Jen Wieczner
The Pinterest IPO Might Have Made You Richer—Even If You Didn't Buy the Stock Today

You didn’t necessarily need to buy stock in the Pinterest IPO to make money off the public market debut of the online scrapbooking company.

It’s often difficult for regular investors to get in on the ground floor of hot startups like Pinterest—whose stock rose more than 28% from its initial public offering price of $19, to $24.40 on its first day trading Thursday—as venture capitalists and hedge funds typically dominate private funding rounds. Yet the Pinterest IPO is an exception: One of the social media company’s largest shareholders is Fidelity, which owns Pinterest stock on behalf of many retirement savers, whether they know it or not.

Fidelity owns 7.1% of Pinterest, nearly as much as the 9.6% stake held by Andreessen Horowitz, the famed Silicon Valley VC firm, and more than the 6% owned by Valiant, one of Pinterest’s hedge fund backers. Most of Fidelity’s shares, which are now worth more than $787 million in total, are held in the Fidelity Contrafund, a mutual fund that is a popular offering in 401(k) retirement plans.

Indeed, the massive Contrafund oversees $119.3 billion in assets, of which just under half of 1% is invested in Pinterest. To put that in perspective, the fund has bet more money on Pinterest than it has on other holdings such as Twitter, Coca-Cola and Disney.

And although the IPO values Pinterest just modestly above its valuation in its most recent private funding round, Fidelity still reaped a hefty profit from the public listing.

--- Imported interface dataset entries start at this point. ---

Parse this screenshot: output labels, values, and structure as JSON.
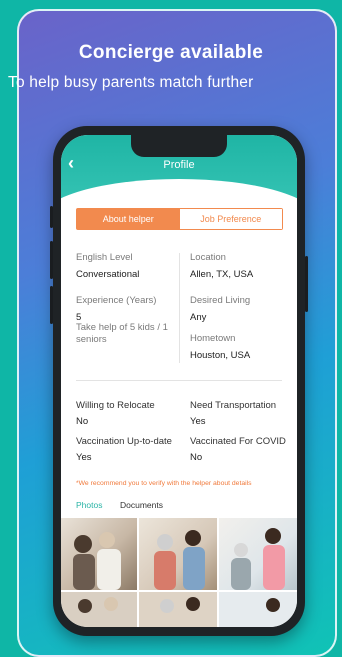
{
  "promo": {
    "headline": "Concierge available",
    "subline": "To help busy parents match further"
  },
  "app": {
    "title": "Profile",
    "back_icon": "chevron-left-icon",
    "tabs": [
      {
        "label": "About helper",
        "active": true
      },
      {
        "label": "Job Preference",
        "active": false
      }
    ],
    "fields": {
      "english_level": {
        "label": "English Level",
        "value": "Conversational"
      },
      "location": {
        "label": "Location",
        "value": "Allen, TX, USA"
      },
      "experience": {
        "label": "Experience (Years)",
        "value": "5",
        "detail": "Take help of 5 kids / 1 seniors"
      },
      "desired_living": {
        "label": "Desired Living",
        "value": "Any"
      },
      "hometown": {
        "label": "Hometown",
        "value": "Houston, USA"
      },
      "relocate": {
        "label": "Willing to Relocate",
        "value": "No"
      },
      "transportation": {
        "label": "Need Transportation",
        "value": "Yes"
      },
      "vaccination": {
        "label": "Vaccination Up-to-date",
        "value": "Yes"
      },
      "covid": {
        "label": "Vaccinated For COVID",
        "value": "No"
      }
    },
    "note": "*We recommend you to verify with the helper about details",
    "media_tabs": {
      "photos": "Photos",
      "documents": "Documents"
    },
    "colors": {
      "teal": "#1fb5a5",
      "orange": "#f28a4e"
    }
  }
}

Contrafund, for example, has made a 152% return on its Pinterest investment since it began buying the shares in late 2013, according to securities filings.

A few other Fidelity funds also own smaller amounts of Pinterest stock, including the Fidelity OTC Portfolio, the Fidelity Advisor New Insights fund, and the Fidelity Series Opportunistic Insights fund.

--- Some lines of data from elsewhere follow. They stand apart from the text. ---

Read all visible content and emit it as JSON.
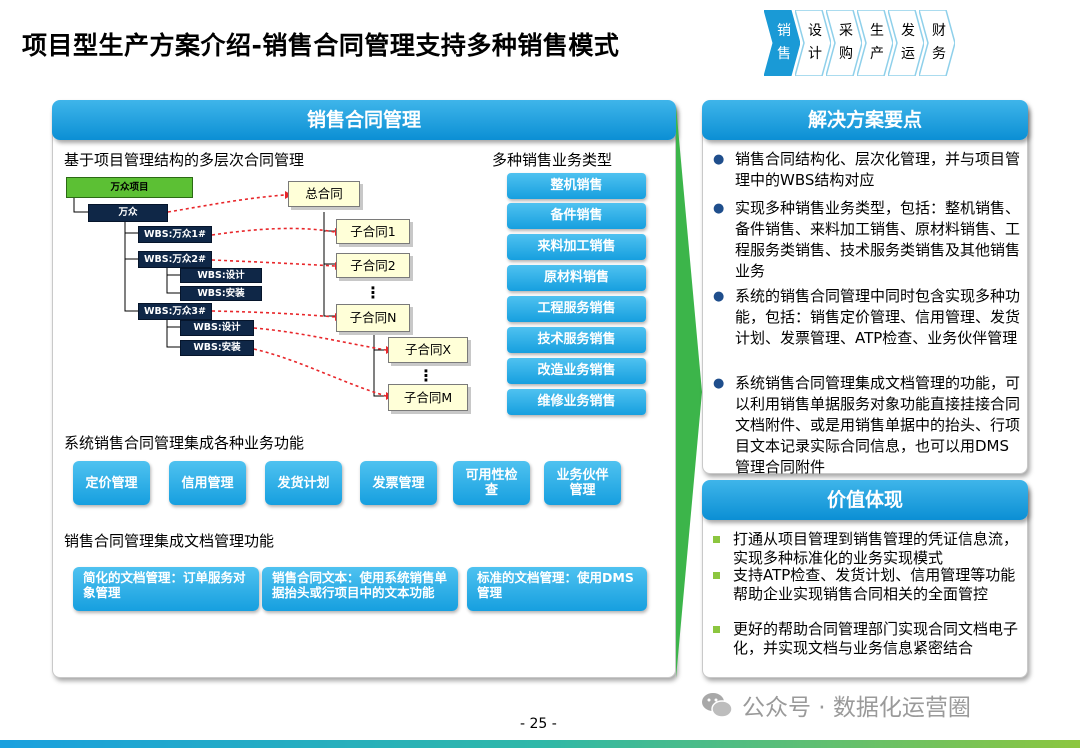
{
  "title": "项目型生产方案介绍-销售合同管理支持多种销售模式",
  "process_steps": [
    {
      "t1": "销",
      "t2": "售"
    },
    {
      "t1": "设",
      "t2": "计"
    },
    {
      "t1": "采",
      "t2": "购"
    },
    {
      "t1": "生",
      "t2": "产"
    },
    {
      "t1": "发",
      "t2": "运"
    },
    {
      "t1": "财",
      "t2": "务"
    }
  ],
  "left_panel": {
    "header": "销售合同管理",
    "structure_title": "基于项目管理结构的多层次合同管理",
    "types_title": "多种销售业务类型",
    "wbs": {
      "root": "万众项目",
      "wanzhong": "万众",
      "w1": "WBS:万众1#",
      "w2": "WBS:万众2#",
      "w2a": "WBS:设计",
      "w2b": "WBS:安装",
      "w3": "WBS:万众3#",
      "w3a": "WBS:设计",
      "w3b": "WBS:安装"
    },
    "contracts": {
      "main": "总合同",
      "sub1": "子合同1",
      "sub2": "子合同2",
      "subN": "子合同N",
      "subX": "子合同X",
      "subM": "子合同M",
      "dots": "⋮"
    },
    "sales_types": [
      "整机销售",
      "备件销售",
      "来料加工销售",
      "原材料销售",
      "工程服务销售",
      "技术服务销售",
      "改造业务销售",
      "维修业务销售"
    ],
    "functions_title": "系统销售合同管理集成各种业务功能",
    "functions": [
      "定价管理",
      "信用管理",
      "发货计划",
      "发票管理",
      "可用性检查",
      "业务伙伴管理"
    ],
    "docs_title": "销售合同管理集成文档管理功能",
    "docs": [
      "简化的文档管理：订单服务对象管理",
      "销售合同文本：使用系统销售单据抬头或行项目中的文本功能",
      "标准的文档管理：使用DMS管理"
    ]
  },
  "right_top": {
    "header": "解决方案要点",
    "bullets": [
      "销售合同结构化、层次化管理，并与项目管理中的WBS结构对应",
      "实现多种销售业务类型，包括：整机销售、备件销售、来料加工销售、原材料销售、工程服务类销售、技术服务类销售及其他销售业务",
      "系统的销售合同管理中同时包含实现多种功能，包括：销售定价管理、信用管理、发货计划、发票管理、ATP检查、业务伙伴管理",
      "系统销售合同管理集成文档管理的功能，可以利用销售单据服务对象功能直接挂接合同文档附件、或是用销售单据中的抬头、行项目文本记录实际合同信息，也可以用DMS管理合同附件"
    ]
  },
  "right_bottom": {
    "header": "价值体现",
    "bullets": [
      "打通从项目管理到销售管理的凭证信息流，实现多种标准化的业务实现模式",
      "支持ATP检查、发货计划、信用管理等功能帮助企业实现销售合同相关的全面管控",
      "更好的帮助合同管理部门实现合同文档电子化，并实现文档与业务信息紧密结合"
    ]
  },
  "watermark": "公众号 · 数据化运营圈",
  "page_number": "- 25 -",
  "colors": {
    "accent": "#169fdf",
    "navy": "#0f2747",
    "green": "#8cc63f",
    "contract_fill": "#ffffd8"
  }
}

And Pinterest isn’t the only tech IPO the funds are benefiting from this year. Fidelity funds, including all the ones mentioned here, owned shares in Lyft before the ride-hailing company went public in March; their stakes are now worth more than $1 billion combined. They also hold stock in Uber, Lyft’s larger rival that just filed for its own IPO in the coming months, as well as other highly valued private companies such as WeWork and Airbnb.

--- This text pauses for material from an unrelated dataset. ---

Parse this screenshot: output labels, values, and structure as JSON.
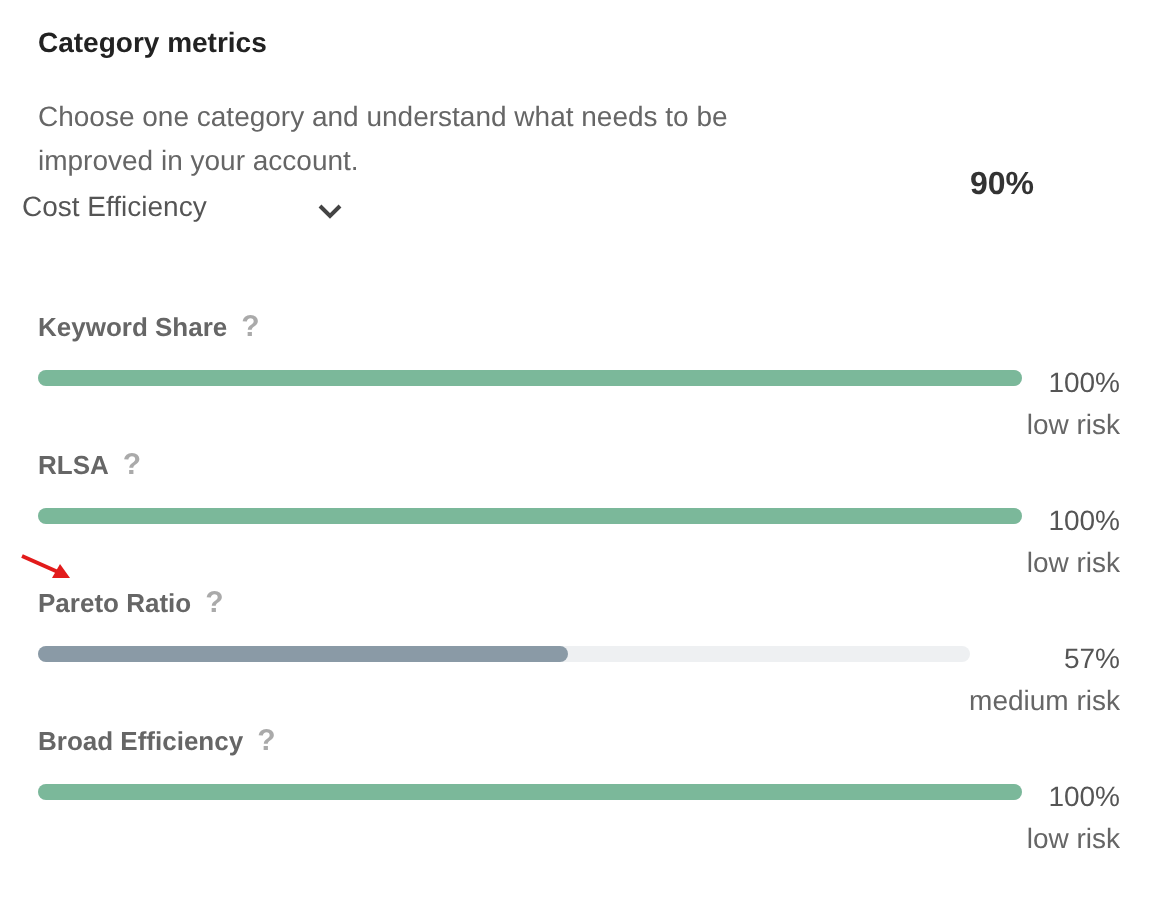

Fidelity is one of a handful of mutual fund companies that have become more active in startup investing in recent years. Those bets are now beginning to pay off for fund investors: Contrafund, for one, was up nearly 17% year to date through Wednesday—not counting Pinterest’s soaring first day—ahead of the S&P 500’s gain. For those who have a 401(k) plan with Fidelity, there’s a good chance you got a piece of the action too.